Usually, when a paper is delayed, it means there is an issue with classification. Ultimately, the paper was placed in the q-fin.GN category. Then, 12 days later, arXiv introduced two new categories: q-fin.EC (economics) and q-fin.MF (mathematical finance). While this could be a coincidence, I still like to think that my paper broke their system. Hopefully, it ends up breaks new ground and old paradigms as well.

A follow-up on the “theory of theories" post: every great scientific idea (like a good tree) has it’s roots. Here, we can see the roots of two biological theories. The top diagram, tracing key events in the double helix structure of DNA idea, is based on data from [1]. The bottom diagram, tracing key events in the notion of evolution by natural selection, is based on data from [2].

[1] Graur, D.   A short history of DNA. SlideShare presentation.

[2] WIlkins, J.   Precursors of Darwinian evolution. TalkOrigins FAQ.

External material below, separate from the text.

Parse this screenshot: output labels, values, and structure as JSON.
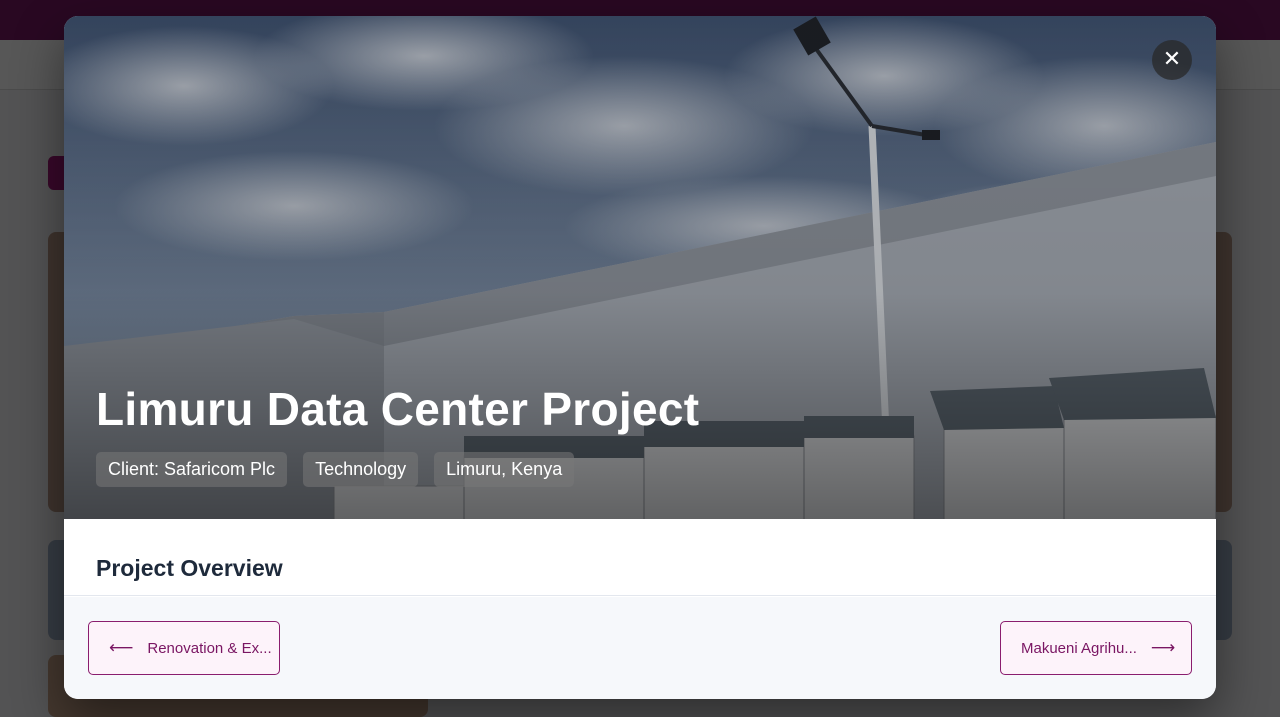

How do complex structures form? Today, we will focus on honeycomb games and mathematical labyrinths. Honeycomb games (a game of life variant) are used by [1] to understand minority leadership mechanisms in guiding behaviors of collective swarms. Honeycomb games utilizes first-player advantage on a lattice of hexagons to examine how minority interests can affect decisions made by the majority. The top figure shows examples for both naive (left) and informed (right) members of the group [1]. Moving from autonomous behavior to physical pattern-formation, Karan Singh from the Dynamic Graphics Project at the University of Toronto provides us with computer-generated labyrinths [2]. Much like cellular automata in terms of their pattern-formation capacity, labyrinths can be created by evolving curves drawn on two-dimensional manifolds to produce reaction-diffusion textures. 

[1] Boos, M., Pritz, J., Lange, S., and Belz, M.   Leadership in Moving Human Groups. PLoS Computational Biology, 10(4), e1003541 (2014).

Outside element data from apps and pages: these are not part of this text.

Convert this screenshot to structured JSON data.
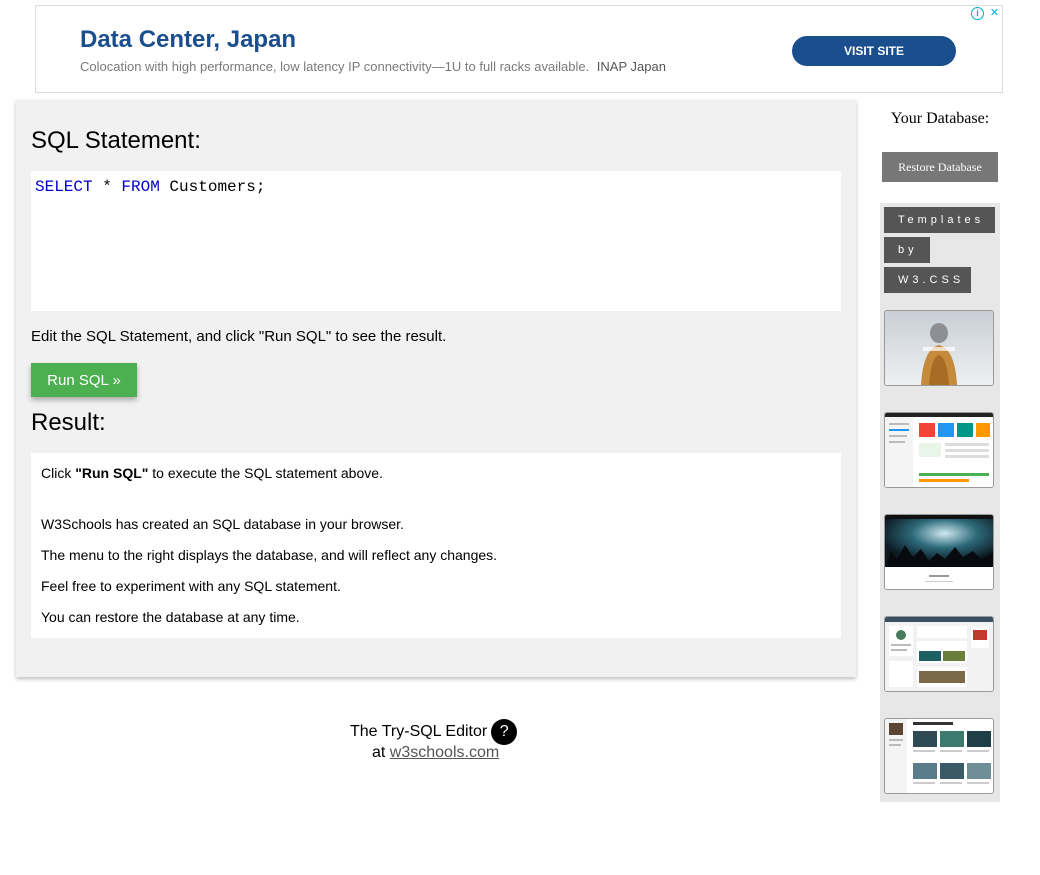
{
  "ad": {
    "title": "Data Center, Japan",
    "description": "Colocation with high performance, low latency IP connectivity—1U to full racks available.",
    "brand": "INAP Japan",
    "cta": "VISIT SITE",
    "info_icon": "i",
    "close_icon": "✕"
  },
  "editor": {
    "heading": "SQL Statement:",
    "keyword1": "SELECT",
    "middle": " * ",
    "keyword2": "FROM",
    "rest": " Customers;",
    "instructions": "Edit the SQL Statement, and click \"Run SQL\" to see the result.",
    "run_button": "Run SQL »"
  },
  "result": {
    "heading": "Result:",
    "click_prefix": "Click ",
    "click_bold": "\"Run SQL\"",
    "click_suffix": " to execute the SQL statement above.",
    "lines": [
      "W3Schools has created an SQL database in your browser.",
      "The menu to the right displays the database, and will reflect any changes.",
      "Feel free to experiment with any SQL statement.",
      "You can restore the database at any time."
    ]
  },
  "footer": {
    "editor_label": "The Try-SQL Editor",
    "help_icon": "?",
    "at": "at ",
    "link": "w3schools.com"
  },
  "sidebar": {
    "your_database": "Your Database:",
    "restore_button": "Restore Database",
    "templates_tags": [
      "Templates",
      "by",
      "W3.CSS"
    ]
  }
}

[2] Pedersen, H. and Singh, K.   Organic Labyrinths and Mazes. dgp Lab, University of Toronto.

The internet predicts social change! Or perhaps not. A new paper on the arXiv [1] suggests that Internet use, stratified by hours spent on the internet per week, tends to predict religious affiliation (explains up to 20-25% of the variance). But perhaps analyzing what are essentially time-series correlations with conventional odds ratios is not the best analysis to full understand the phenomenon at hand. That is the lesson of [2], in which Gary Marcus and Ernest Davis suggest that we need better analysis techniques for Big Data. 

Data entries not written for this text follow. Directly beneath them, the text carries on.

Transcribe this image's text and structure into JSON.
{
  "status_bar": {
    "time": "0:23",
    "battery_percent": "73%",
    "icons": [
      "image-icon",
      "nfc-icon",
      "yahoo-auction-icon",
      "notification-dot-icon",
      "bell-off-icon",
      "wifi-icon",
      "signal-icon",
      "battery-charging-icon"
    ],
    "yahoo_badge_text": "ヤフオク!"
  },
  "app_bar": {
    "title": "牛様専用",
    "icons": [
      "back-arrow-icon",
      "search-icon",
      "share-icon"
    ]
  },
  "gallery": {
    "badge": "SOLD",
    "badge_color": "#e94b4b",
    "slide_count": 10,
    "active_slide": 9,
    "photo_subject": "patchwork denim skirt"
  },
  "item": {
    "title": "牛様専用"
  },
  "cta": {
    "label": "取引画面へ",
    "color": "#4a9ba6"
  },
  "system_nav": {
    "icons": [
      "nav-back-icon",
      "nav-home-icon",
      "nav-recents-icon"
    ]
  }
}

But they also suggest that big data simply gives us too much data for standard approaches. A Science Policy Forum article [3] suggests that correlative approaches such as those used to predict flu cases from Google search term frequencies tend to over-predict and provide other analytical caveats. To overcome these and other problems, we need fundamentally new kinds of techniques such as topological data analysis [4].

[1] Downey, A.B.   Religious Affiliation, Education and Internet use. arXiv:1403.5534 [stat.AP] (2014).

[2] Marcus, G. and Davis, E.   Eight (No, Nine!) Problems With Big Data. NYTimes Op-ed, April 6 (2014).

[3] Lazer, D., Kennedy, R., King, G., and Vespignani, A.   The parable of Google Flu: traps in Big Data analysis. Science Policy Forum, 343, 1203 (2014).

[4] Professor Gunnar Carlsson Introduces Topological Data Analysis. Ayasdi YouTube Channel, January 14 (2013).

To Tumblr, Love Pixel Union